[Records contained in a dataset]
--- START ---

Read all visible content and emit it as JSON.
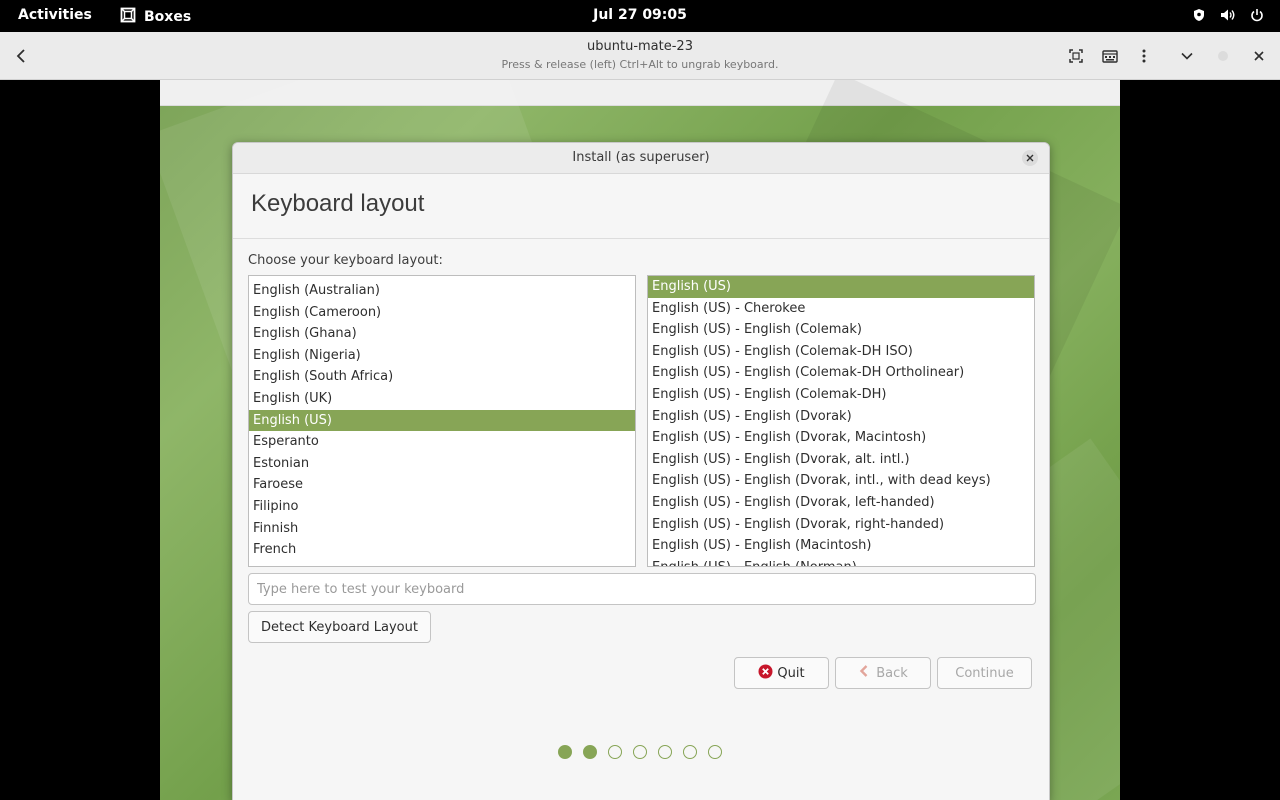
{
  "topbar": {
    "activities": "Activities",
    "app_name": "Boxes",
    "clock": "Jul 27  09:05",
    "icons": [
      "shield-icon",
      "volume-icon",
      "power-icon"
    ]
  },
  "headerbar": {
    "title": "ubuntu-mate-23",
    "subtitle": "Press & release (left) Ctrl+Alt to ungrab keyboard.",
    "icons": [
      "back-icon",
      "fullscreen-icon",
      "keyboard-icon",
      "menu-icon",
      "chevron-down-icon",
      "close-icon"
    ]
  },
  "dialog": {
    "window_title": "Install (as superuser)",
    "heading": "Keyboard layout",
    "prompt": "Choose your keyboard layout:",
    "languages": [
      "English (Australian)",
      "English (Cameroon)",
      "English (Ghana)",
      "English (Nigeria)",
      "English (South Africa)",
      "English (UK)",
      "English (US)",
      "Esperanto",
      "Estonian",
      "Faroese",
      "Filipino",
      "Finnish",
      "French"
    ],
    "selected_language": "English (US)",
    "variants": [
      "English (US)",
      "English (US) - Cherokee",
      "English (US) - English (Colemak)",
      "English (US) - English (Colemak-DH ISO)",
      "English (US) - English (Colemak-DH Ortholinear)",
      "English (US) - English (Colemak-DH)",
      "English (US) - English (Dvorak)",
      "English (US) - English (Dvorak, Macintosh)",
      "English (US) - English (Dvorak, alt. intl.)",
      "English (US) - English (Dvorak, intl., with dead keys)",
      "English (US) - English (Dvorak, left-handed)",
      "English (US) - English (Dvorak, right-handed)",
      "English (US) - English (Macintosh)",
      "English (US) - English (Norman)"
    ],
    "selected_variant": "English (US)",
    "test_placeholder": "Type here to test your keyboard",
    "detect_button": "Detect Keyboard Layout",
    "quit_button": "Quit",
    "back_button": "Back",
    "continue_button": "Continue",
    "progress": {
      "total_steps": 7,
      "completed_steps": 2
    }
  },
  "colors": {
    "accent": "#87a556",
    "quit_icon": "#c7162b"
  }
}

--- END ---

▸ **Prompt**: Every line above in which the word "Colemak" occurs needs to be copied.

▸ **Answer space**:
      "English (US) - English (Colemak)",
      "English (US) - English (Colemak-DH ISO)",
      "English (US) - English (Colemak-DH Ortholinear)",
      "English (US) - English (Colemak-DH)",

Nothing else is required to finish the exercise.